• **What the exercise asks**
A complete and exact copy of the entries below is the expected result.

Excerpts from an interface dataset
/---

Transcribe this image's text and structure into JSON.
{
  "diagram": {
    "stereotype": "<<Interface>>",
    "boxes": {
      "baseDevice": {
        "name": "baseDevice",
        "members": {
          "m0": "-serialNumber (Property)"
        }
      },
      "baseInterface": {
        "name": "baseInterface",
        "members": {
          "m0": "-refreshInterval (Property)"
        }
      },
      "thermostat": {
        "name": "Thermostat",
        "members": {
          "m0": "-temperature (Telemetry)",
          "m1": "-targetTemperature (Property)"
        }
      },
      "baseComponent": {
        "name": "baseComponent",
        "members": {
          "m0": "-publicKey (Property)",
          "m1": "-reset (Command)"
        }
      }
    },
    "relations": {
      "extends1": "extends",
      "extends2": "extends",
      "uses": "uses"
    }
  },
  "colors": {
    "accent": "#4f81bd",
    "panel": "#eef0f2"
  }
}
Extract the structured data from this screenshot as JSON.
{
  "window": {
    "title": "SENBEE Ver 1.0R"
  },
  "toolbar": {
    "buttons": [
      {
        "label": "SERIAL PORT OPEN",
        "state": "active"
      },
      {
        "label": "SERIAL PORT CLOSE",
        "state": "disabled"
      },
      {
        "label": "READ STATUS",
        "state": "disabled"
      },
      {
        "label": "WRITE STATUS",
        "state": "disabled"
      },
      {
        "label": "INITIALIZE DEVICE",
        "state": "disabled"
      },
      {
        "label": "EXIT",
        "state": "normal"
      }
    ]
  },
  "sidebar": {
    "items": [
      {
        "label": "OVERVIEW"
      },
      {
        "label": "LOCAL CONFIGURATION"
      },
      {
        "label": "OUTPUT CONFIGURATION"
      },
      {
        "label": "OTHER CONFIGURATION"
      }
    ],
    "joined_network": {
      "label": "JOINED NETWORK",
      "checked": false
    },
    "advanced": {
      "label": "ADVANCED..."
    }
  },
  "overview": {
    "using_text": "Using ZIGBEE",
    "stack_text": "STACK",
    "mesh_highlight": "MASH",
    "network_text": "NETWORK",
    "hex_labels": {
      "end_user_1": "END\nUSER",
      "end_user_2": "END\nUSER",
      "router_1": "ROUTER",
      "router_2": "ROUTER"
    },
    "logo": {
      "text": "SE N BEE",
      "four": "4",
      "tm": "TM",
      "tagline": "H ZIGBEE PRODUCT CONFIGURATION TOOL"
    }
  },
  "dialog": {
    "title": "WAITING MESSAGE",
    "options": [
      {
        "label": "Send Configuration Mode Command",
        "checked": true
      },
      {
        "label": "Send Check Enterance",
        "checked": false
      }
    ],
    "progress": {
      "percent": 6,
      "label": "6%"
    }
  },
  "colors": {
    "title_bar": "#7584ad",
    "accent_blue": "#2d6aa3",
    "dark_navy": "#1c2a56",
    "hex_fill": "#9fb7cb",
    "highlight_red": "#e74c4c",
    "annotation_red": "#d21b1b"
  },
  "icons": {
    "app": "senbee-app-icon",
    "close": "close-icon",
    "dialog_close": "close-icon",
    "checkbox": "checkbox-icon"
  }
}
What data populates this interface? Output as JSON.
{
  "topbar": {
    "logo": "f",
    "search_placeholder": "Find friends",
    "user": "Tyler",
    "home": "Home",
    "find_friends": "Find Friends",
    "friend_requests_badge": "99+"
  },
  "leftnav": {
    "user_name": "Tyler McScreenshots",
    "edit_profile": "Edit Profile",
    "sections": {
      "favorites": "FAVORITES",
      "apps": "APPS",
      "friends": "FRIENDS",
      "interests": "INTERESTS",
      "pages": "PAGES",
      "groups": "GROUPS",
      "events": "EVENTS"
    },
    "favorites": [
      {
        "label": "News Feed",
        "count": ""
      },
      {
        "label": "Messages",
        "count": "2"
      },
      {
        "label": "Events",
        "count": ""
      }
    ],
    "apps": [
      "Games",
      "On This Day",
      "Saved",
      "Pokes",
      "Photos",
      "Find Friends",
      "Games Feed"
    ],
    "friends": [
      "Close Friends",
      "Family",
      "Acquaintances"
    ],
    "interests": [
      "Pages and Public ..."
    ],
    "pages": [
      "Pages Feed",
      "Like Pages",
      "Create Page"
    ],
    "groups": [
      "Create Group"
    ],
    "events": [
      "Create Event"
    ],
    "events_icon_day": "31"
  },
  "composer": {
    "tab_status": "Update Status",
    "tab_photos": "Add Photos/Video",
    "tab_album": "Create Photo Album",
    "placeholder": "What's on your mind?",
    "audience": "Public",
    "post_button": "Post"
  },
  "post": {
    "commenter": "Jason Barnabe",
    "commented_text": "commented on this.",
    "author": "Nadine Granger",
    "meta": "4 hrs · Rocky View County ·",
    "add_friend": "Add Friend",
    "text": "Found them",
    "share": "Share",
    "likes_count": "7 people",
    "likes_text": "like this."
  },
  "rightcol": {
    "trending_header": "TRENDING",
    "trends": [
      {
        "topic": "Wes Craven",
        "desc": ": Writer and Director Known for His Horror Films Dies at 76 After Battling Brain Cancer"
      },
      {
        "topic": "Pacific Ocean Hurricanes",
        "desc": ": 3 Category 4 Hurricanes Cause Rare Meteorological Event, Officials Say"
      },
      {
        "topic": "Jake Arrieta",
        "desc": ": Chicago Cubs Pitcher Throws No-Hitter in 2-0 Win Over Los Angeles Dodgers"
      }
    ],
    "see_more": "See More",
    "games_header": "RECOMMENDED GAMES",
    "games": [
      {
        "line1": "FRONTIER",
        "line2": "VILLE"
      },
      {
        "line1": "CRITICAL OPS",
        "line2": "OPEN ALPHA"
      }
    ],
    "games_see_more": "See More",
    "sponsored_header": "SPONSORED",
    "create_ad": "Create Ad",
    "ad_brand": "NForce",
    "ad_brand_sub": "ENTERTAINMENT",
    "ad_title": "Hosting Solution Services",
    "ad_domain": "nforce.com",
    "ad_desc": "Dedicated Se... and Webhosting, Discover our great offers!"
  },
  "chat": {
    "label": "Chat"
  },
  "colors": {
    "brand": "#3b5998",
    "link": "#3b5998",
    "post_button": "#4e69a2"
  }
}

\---

• **Your solution**
Transcribe this image's text and structure into JSON.
{
  "diagram": {
    "stereotype": "<<Interface>>",
    "boxes": {
      "baseDevice": {
        "name": "baseDevice",
        "members": {
          "m0": "-serialNumber (Property)"
        }
      },
      "baseInterface": {
        "name": "baseInterface",
        "members": {
          "m0": "-refreshInterval (Property)"
        }
      },
      "thermostat": {
        "name": "Thermostat",
        "members": {
          "m0": "-temperature (Telemetry)",
          "m1": "-targetTemperature (Property)"
        }
      },
      "baseComponent": {
        "name": "baseComponent",
        "members": {
          "m0": "-publicKey (Property)",
          "m1": "-reset (Command)"
        }
      }
    },
    "relations": {
      "extends1": "extends",
      "extends2": "extends",
      "uses": "uses"
    }
  },
  "colors": {
    "accent": "#4f81bd",
    "panel": "#eef0f2"
  }
}
Extract the structured data from this screenshot as JSON.
{
  "window": {
    "title": "SENBEE Ver 1.0R"
  },
  "toolbar": {
    "buttons": [
      {
        "label": "SERIAL PORT OPEN",
        "state": "active"
      },
      {
        "label": "SERIAL PORT CLOSE",
        "state": "disabled"
      },
      {
        "label": "READ STATUS",
        "state": "disabled"
      },
      {
        "label": "WRITE STATUS",
        "state": "disabled"
      },
      {
        "label": "INITIALIZE DEVICE",
        "state": "disabled"
      },
      {
        "label": "EXIT",
        "state": "normal"
      }
    ]
  },
  "sidebar": {
    "items": [
      {
        "label": "OVERVIEW"
      },
      {
        "label": "LOCAL CONFIGURATION"
      },
      {
        "label": "OUTPUT CONFIGURATION"
      },
      {
        "label": "OTHER CONFIGURATION"
      }
    ],
    "joined_network": {
      "label": "JOINED NETWORK",
      "checked": false
    },
    "advanced": {
      "label": "ADVANCED..."
    }
  },
  "overview": {
    "using_text": "Using ZIGBEE",
    "stack_text": "STACK",
    "mesh_highlight": "MASH",
    "network_text": "NETWORK",
    "hex_labels": {
      "end_user_1": "END\nUSER",
      "end_user_2": "END\nUSER",
      "router_1": "ROUTER",
      "router_2": "ROUTER"
    },
    "logo": {
      "text": "SE N BEE",
      "four": "4",
      "tm": "TM",
      "tagline": "H ZIGBEE PRODUCT CONFIGURATION TOOL"
    }
  },
  "dialog": {
    "title": "WAITING MESSAGE",
    "options": [
      {
        "label": "Send Configuration Mode Command",
        "checked": true
      },
      {
        "label": "Send Check Enterance",
        "checked": false
      }
    ],
    "progress": {
      "percent": 6,
      "label": "6%"
    }
  },
  "colors": {
    "title_bar": "#7584ad",
    "accent_blue": "#2d6aa3",
    "dark_navy": "#1c2a56",
    "hex_fill": "#9fb7cb",
    "highlight_red": "#e74c4c",
    "annotation_red": "#d21b1b"
  },
  "icons": {
    "app": "senbee-app-icon",
    "close": "close-icon",
    "dialog_close": "close-icon",
    "checkbox": "checkbox-icon"
  }
}
What data populates this interface? Output as JSON.
{
  "topbar": {
    "logo": "f",
    "search_placeholder": "Find friends",
    "user": "Tyler",
    "home": "Home",
    "find_friends": "Find Friends",
    "friend_requests_badge": "99+"
  },
  "leftnav": {
    "user_name": "Tyler McScreenshots",
    "edit_profile": "Edit Profile",
    "sections": {
      "favorites": "FAVORITES",
      "apps": "APPS",
      "friends": "FRIENDS",
      "interests": "INTERESTS",
      "pages": "PAGES",
      "groups": "GROUPS",
      "events": "EVENTS"
    },
    "favorites": [
      {
        "label": "News Feed",
        "count": ""
      },
      {
        "label": "Messages",
        "count": "2"
      },
      {
        "label": "Events",
        "count": ""
      }
    ],
    "apps": [
      "Games",
      "On This Day",
      "Saved",
      "Pokes",
      "Photos",
      "Find Friends",
      "Games Feed"
    ],
    "friends": [
      "Close Friends",
      "Family",
      "Acquaintances"
    ],
    "interests": [
      "Pages and Public ..."
    ],
    "pages": [
      "Pages Feed",
      "Like Pages",
      "Create Page"
    ],
    "groups": [
      "Create Group"
    ],
    "events": [
      "Create Event"
    ],
    "events_icon_day": "31"
  },
  "composer": {
    "tab_status": "Update Status",
    "tab_photos": "Add Photos/Video",
    "tab_album": "Create Photo Album",
    "placeholder": "What's on your mind?",
    "audience": "Public",
    "post_button": "Post"
  },
  "post": {
    "commenter": "Jason Barnabe",
    "commented_text": "commented on this.",
    "author": "Nadine Granger",
    "meta": "4 hrs · Rocky View County ·",
    "add_friend": "Add Friend",
    "text": "Found them",
    "share": "Share",
    "likes_count": "7 people",
    "likes_text": "like this."
  },
  "rightcol": {
    "trending_header": "TRENDING",
    "trends": [
      {
        "topic": "Wes Craven",
        "desc": ": Writer and Director Known for His Horror Films Dies at 76 After Battling Brain Cancer"
      },
      {
        "topic": "Pacific Ocean Hurricanes",
        "desc": ": 3 Category 4 Hurricanes Cause Rare Meteorological Event, Officials Say"
      },
      {
        "topic": "Jake Arrieta",
        "desc": ": Chicago Cubs Pitcher Throws No-Hitter in 2-0 Win Over Los Angeles Dodgers"
      }
    ],
    "see_more": "See More",
    "games_header": "RECOMMENDED GAMES",
    "games": [
      {
        "line1": "FRONTIER",
        "line2": "VILLE"
      },
      {
        "line1": "CRITICAL OPS",
        "line2": "OPEN ALPHA"
      }
    ],
    "games_see_more": "See More",
    "sponsored_header": "SPONSORED",
    "create_ad": "Create Ad",
    "ad_brand": "NForce",
    "ad_brand_sub": "ENTERTAINMENT",
    "ad_title": "Hosting Solution Services",
    "ad_domain": "nforce.com",
    "ad_desc": "Dedicated Se... and Webhosting, Discover our great offers!"
  },
  "chat": {
    "label": "Chat"
  },
  "colors": {
    "brand": "#3b5998",
    "link": "#3b5998",
    "post_button": "#4e69a2"
  }
}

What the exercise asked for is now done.